It's a new world for the U.S. Postal Service (USPS). A world where, despite the costs and bureaucracy and work rules of being a government agency, they are giving the shipping industry, particularly the big names like Fedex and UPS, a run for their money. Sure, they're still losing money in a world that sends more emails and less letters. But the postal service is quickly adapting to this new world.
In just the past year, the USPS has started delivering on Sundays. It has partnered with Amazon.com AMZN -1.42%. It cut its rates for online stores. This is not a government agency that's rolling over and looking for a handout. This is an agency that is aggressively trying to reinvent itself, stay competitive and give the private a sector a competitive service without costing taxpayers more.
Starting today, the USPS takes another step in the right direction. And if your business relies on shipping parcels it affects you. That's because, effective today, your costs of shipping may be going up. But not if you're paying attention. According to the U.S. Postal Service (USPS) if you want to continue to take advantage of commercial mailing rates, you must now be meeting all IMpb (Intelligent Mail Package Barcode) requirements. The transition period, which began a year ago, is now officially over.
What does this mean?

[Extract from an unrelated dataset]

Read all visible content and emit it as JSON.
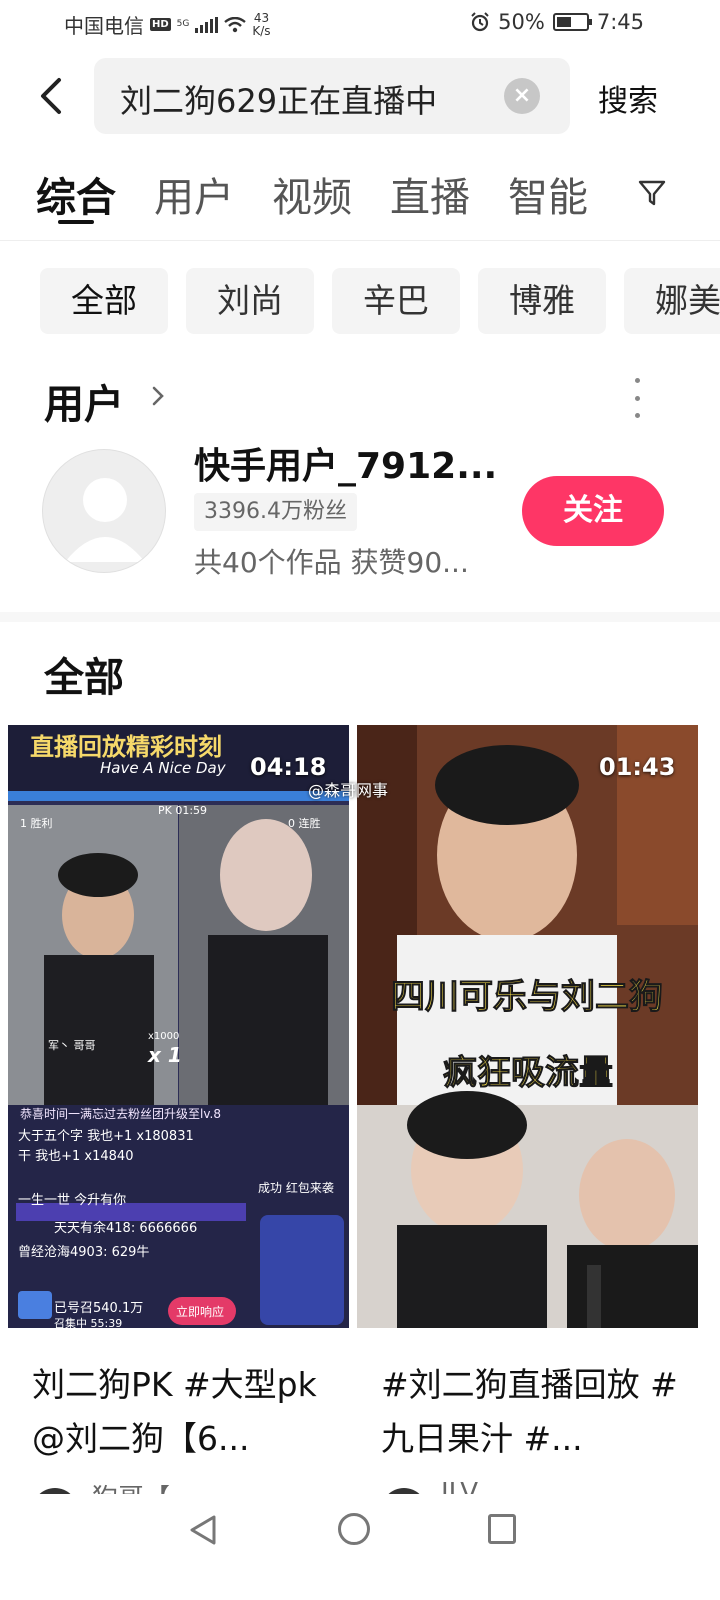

It means that if you're in the business of shipping lots of products you need to be using IMpb. The intelligent barcode will offer three key benefits for your business: For starters, it provides an end to end tracking service where packages will be scanned up to eleven times, making it easier to get tracking information for both companies and customers and improving the USPS's customer service. The service will also offer free insurance without having to go to the post office to buy it. Most importantly, customers who use the service will have the ability save five to fifty percent on postage, as compared to typical commercial rates and depending on their packages' weight, class and distance. The only hitch: to qualify, the USPS will require all parcels to include the new unique tracking IMpb barcode. And to access these IMpb-enabled services and qualify for the most favorable price structure for parcels, you will need to use a computer or web-based shipping solution.
But there are solutions. One of them is from Pitney Bowes PBI +0.33% (Author Note: I have received no compensation from Pitney Bowes to write this piece). The global shipping company's offerings, such as their pbSmartPostage and SendSuite Live products, now has the capability to produce IMpb labels with the proper barcode and send all necessary shipping information to the USPS (Pitney Bowes also provides a great summary of the new IMpb rules here).
""Both small and medium sized businesses should consider the U.S. Postal Service as part of their parcel carrier mix."" says Patrick Brand, a senior Vice President with Pitney Bowes.""The USPS has made a significant investment and commitment over the past several years to enhance its parcel shipping service offerings and implement new technologies to provide more competitive service options.""
Yes, it's another headache. But then again change is never easy. And let's give credit where credit is due: at the very least, the USPS is one government agency that is working hard to not be like a government agency. I'm sure Fedex, UPS and other shippers will continue to do what they need to compete. And all of that is good for the customer, particular business owners.
Besides Forbes, Gene Marks writes daily for The Washington Post.